[Records drawn from a dataset]
○ ○ ○ ○ ○ ○ ○
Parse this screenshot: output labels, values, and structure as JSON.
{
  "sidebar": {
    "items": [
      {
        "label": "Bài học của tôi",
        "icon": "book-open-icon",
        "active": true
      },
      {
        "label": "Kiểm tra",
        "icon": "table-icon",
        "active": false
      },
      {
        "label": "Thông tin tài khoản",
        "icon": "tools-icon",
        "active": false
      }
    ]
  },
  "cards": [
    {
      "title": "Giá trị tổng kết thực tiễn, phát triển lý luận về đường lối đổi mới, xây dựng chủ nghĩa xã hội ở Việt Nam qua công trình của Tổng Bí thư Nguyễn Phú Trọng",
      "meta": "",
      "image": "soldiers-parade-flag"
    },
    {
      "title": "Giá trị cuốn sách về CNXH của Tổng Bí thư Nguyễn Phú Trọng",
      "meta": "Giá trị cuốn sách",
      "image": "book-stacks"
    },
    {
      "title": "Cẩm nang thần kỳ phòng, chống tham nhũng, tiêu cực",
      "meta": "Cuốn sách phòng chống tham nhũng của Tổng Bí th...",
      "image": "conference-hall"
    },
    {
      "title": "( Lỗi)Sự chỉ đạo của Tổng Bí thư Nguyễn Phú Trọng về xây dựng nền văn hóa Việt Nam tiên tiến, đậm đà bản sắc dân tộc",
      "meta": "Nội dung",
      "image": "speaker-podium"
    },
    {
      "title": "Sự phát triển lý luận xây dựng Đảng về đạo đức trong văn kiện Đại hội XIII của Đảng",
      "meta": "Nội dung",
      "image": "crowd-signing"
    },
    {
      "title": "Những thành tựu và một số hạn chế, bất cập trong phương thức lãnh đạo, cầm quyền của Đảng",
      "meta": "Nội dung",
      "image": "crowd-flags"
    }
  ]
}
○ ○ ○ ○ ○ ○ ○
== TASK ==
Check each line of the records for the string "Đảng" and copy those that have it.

== WRITTEN SOLUTION ==
      "title": "Sự phát triển lý luận xây dựng Đảng về đạo đức trong văn kiện Đại hội XIII của Đảng",
      "title": "Những thành tựu và một số hạn chế, bất cập trong phương thức lãnh đạo, cầm quyền của Đảng",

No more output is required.